The agency released a plan to work down the tens of millions of filings that includes speeding up the traditionally slow hiring process, relying more on automated processes and bringing on more contract workers to help with mailroom and paper processing.
Getting it done will be the big challenge, tax experts say.
The agency faces a backlog of around 20 million pieces of correspondence, which is more than 15 times as large as in a normal filing season, according to the agency. And the IRS workforce is the same size it was in 1970, though the U.S. population has grown exponentially and the U.S. tax code has become increasingly complicated.
Additionally, the need to administer pandemic-related programs has imposed an entirely new workload on the agency.
White House officials have said the agency is not equipped to serve taxpayers even in non-pandemic years.
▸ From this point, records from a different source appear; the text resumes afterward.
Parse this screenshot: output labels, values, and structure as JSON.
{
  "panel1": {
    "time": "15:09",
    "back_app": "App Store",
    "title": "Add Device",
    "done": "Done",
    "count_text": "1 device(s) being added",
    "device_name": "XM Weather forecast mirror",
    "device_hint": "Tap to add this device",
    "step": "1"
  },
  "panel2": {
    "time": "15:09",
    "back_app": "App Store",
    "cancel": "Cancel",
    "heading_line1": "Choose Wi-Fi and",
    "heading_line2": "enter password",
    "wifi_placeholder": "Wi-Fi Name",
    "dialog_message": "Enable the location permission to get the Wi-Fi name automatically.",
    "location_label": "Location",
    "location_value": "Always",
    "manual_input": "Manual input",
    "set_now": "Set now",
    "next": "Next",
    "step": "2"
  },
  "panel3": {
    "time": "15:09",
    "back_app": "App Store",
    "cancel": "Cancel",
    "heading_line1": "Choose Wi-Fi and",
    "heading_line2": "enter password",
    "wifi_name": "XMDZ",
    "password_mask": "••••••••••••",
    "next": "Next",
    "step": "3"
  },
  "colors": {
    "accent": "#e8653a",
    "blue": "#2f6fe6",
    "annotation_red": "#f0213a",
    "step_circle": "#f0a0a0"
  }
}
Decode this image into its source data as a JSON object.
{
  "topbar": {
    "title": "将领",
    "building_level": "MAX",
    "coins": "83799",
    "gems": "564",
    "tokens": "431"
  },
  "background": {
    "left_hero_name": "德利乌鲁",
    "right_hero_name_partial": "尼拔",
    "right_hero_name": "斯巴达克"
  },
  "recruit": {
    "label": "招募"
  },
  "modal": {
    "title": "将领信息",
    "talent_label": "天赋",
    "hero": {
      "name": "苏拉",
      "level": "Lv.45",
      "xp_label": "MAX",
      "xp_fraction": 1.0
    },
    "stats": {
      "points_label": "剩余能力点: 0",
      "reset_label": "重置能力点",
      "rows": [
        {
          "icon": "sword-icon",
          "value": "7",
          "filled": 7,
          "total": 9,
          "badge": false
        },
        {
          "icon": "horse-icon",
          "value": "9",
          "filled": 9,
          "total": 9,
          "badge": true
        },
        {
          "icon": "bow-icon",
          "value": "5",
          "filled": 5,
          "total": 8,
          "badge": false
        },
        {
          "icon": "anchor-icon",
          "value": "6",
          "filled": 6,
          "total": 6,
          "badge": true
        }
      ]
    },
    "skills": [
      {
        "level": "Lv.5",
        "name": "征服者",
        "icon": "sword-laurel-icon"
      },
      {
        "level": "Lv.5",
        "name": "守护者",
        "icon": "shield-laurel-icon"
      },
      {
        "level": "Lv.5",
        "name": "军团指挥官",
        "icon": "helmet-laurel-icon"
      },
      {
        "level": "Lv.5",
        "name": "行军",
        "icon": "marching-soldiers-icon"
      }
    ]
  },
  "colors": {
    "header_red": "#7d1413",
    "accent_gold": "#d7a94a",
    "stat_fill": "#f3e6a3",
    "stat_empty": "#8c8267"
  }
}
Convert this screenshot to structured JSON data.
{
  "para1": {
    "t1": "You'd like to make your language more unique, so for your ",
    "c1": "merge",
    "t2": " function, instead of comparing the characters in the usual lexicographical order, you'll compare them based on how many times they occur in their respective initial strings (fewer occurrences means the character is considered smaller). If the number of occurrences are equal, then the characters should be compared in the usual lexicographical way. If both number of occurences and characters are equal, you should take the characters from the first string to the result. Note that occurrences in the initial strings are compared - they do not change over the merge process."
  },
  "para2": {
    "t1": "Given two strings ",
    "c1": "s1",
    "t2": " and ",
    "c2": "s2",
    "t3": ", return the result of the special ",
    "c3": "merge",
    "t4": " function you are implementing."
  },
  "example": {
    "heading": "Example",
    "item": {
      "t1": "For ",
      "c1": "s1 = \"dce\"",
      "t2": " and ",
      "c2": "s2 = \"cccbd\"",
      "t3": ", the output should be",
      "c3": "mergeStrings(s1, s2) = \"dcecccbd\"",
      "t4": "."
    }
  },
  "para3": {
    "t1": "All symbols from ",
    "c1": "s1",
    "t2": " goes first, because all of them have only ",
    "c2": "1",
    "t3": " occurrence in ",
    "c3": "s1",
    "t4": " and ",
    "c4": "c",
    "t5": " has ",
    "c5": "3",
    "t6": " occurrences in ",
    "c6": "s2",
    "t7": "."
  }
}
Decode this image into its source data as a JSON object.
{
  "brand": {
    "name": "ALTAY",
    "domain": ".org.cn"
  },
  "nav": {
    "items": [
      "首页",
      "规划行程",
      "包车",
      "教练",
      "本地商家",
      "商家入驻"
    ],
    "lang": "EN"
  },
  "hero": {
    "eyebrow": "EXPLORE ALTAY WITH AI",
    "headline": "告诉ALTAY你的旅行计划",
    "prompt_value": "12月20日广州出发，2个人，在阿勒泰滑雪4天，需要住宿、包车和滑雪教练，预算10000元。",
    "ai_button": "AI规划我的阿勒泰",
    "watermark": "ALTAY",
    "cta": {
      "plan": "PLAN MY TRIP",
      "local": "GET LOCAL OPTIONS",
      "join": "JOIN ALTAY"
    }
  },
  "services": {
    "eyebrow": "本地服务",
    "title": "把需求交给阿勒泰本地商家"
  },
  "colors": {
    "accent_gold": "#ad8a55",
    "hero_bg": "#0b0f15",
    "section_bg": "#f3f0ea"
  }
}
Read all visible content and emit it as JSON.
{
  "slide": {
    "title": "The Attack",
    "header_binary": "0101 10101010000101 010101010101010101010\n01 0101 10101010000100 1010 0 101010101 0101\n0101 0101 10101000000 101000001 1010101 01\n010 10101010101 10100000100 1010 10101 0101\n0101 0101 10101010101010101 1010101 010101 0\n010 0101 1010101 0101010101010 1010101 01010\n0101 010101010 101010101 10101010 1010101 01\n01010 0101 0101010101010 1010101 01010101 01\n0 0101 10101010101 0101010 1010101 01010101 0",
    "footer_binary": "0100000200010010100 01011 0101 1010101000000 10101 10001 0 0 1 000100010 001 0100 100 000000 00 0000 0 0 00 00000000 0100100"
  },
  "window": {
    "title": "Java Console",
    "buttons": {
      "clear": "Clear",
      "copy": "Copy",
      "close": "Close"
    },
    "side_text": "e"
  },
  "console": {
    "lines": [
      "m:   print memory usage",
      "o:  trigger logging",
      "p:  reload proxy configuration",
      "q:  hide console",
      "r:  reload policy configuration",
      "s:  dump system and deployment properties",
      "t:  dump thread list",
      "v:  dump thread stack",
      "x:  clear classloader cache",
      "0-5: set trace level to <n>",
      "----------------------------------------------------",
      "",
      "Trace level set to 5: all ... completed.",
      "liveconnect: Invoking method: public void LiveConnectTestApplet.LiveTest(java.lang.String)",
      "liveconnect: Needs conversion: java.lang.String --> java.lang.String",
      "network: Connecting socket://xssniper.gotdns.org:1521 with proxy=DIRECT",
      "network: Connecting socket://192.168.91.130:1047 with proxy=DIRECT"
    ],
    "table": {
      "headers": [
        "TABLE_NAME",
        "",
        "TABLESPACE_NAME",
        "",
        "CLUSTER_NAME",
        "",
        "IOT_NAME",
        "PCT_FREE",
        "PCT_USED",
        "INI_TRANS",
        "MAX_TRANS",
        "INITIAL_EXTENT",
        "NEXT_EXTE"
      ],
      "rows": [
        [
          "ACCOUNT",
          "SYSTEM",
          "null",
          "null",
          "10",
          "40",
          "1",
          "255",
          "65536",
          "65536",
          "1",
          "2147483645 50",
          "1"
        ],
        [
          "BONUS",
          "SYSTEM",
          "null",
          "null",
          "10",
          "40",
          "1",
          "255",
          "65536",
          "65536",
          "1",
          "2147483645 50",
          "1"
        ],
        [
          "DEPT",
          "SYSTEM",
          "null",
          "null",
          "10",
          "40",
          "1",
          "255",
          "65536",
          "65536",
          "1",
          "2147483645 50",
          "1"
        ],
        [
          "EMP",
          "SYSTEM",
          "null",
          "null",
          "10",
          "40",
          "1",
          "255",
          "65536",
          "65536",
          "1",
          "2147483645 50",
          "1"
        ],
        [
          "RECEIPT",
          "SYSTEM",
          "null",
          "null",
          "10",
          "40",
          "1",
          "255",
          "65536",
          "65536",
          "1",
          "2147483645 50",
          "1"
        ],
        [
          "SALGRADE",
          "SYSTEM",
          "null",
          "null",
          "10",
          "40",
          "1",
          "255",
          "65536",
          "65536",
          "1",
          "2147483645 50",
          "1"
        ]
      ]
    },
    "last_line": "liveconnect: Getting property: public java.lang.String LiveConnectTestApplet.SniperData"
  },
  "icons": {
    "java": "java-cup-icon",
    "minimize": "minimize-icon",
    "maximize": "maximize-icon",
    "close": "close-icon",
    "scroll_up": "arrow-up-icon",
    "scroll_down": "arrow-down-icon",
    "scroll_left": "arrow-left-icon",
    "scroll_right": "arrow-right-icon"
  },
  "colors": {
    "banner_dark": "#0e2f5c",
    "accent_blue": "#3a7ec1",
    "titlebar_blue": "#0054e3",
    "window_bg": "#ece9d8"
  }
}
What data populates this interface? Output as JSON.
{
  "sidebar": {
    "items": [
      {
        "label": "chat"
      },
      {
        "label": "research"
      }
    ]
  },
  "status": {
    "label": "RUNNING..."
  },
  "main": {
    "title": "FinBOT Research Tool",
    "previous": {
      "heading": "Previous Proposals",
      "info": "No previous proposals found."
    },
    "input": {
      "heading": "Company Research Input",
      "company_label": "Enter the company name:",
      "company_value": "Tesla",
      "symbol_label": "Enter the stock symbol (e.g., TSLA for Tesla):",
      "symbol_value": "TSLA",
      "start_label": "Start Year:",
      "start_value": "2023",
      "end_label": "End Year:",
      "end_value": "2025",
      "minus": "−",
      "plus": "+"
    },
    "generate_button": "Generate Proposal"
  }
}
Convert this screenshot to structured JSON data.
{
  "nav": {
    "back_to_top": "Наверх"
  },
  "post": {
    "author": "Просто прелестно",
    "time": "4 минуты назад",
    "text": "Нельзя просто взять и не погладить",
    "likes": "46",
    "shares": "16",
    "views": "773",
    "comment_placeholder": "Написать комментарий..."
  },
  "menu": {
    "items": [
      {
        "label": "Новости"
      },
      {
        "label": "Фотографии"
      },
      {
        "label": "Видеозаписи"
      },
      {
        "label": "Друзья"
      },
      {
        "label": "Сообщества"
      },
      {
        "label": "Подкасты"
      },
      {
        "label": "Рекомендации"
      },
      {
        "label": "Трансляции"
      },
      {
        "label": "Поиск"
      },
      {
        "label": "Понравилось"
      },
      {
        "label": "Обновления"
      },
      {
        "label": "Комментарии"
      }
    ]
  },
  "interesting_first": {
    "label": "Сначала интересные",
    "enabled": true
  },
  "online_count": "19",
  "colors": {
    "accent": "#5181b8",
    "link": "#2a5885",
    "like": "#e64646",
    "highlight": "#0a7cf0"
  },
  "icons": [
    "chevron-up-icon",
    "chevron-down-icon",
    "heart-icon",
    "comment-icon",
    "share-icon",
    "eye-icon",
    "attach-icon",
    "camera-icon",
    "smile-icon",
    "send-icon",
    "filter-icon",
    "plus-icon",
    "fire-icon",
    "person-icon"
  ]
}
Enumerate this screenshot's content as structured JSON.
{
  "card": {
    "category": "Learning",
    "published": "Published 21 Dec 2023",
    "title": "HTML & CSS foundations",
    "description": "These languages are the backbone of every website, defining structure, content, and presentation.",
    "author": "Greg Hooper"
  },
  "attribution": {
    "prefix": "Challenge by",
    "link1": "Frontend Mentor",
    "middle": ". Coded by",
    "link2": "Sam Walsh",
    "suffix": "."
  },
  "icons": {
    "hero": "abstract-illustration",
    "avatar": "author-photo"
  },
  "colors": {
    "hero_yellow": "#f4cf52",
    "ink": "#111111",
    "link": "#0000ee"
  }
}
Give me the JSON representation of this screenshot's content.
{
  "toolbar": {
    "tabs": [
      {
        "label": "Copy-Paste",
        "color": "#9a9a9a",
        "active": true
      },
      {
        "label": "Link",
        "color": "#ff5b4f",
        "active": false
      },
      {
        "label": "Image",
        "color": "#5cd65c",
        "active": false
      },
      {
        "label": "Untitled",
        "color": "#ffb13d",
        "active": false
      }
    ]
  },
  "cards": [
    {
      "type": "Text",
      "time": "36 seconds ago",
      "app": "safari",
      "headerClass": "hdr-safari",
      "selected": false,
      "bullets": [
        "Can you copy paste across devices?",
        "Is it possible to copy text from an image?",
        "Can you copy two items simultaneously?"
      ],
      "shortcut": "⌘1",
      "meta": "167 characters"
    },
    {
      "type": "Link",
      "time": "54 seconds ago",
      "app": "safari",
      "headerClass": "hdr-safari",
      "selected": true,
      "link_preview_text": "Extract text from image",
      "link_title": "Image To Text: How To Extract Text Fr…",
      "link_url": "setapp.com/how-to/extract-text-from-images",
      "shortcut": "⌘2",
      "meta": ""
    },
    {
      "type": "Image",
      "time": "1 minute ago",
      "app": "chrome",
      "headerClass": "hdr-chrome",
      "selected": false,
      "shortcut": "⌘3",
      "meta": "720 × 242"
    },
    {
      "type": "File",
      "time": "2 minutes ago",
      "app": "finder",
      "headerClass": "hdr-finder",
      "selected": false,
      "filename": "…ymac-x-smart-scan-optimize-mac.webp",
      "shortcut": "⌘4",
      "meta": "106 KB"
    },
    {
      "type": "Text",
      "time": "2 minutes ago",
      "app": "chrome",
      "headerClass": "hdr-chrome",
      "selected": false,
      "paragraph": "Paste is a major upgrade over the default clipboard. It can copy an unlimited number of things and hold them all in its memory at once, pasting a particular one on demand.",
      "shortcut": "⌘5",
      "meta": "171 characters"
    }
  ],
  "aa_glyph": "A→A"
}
A senior administration official, speaking on condition of anonymity Thursday to preview the new IRS plan, said processing returns will continue to be a massive challenge so long as the agency operates on 1960s infrastructure.
The IRS’ latest plan to combat the current backlog includes creating a 700-person surge team to process new returns, adding 2,000 contractors to respond to taxpayer questions about stimulus and child tax credit payments and developing new automated voice and chat bots to answer taxpayer questions.
The plan also calls for several upcoming hiring fairs in Austin, Texas; Kansas City, Missouri; and Ogden, Utah, where the IRS will be able to use “direct-hire authority” to allow new hires to begin work within 30 to 45 days of their job offer.
There is no plan to extend the current April 18 filing deadline, the senior official said.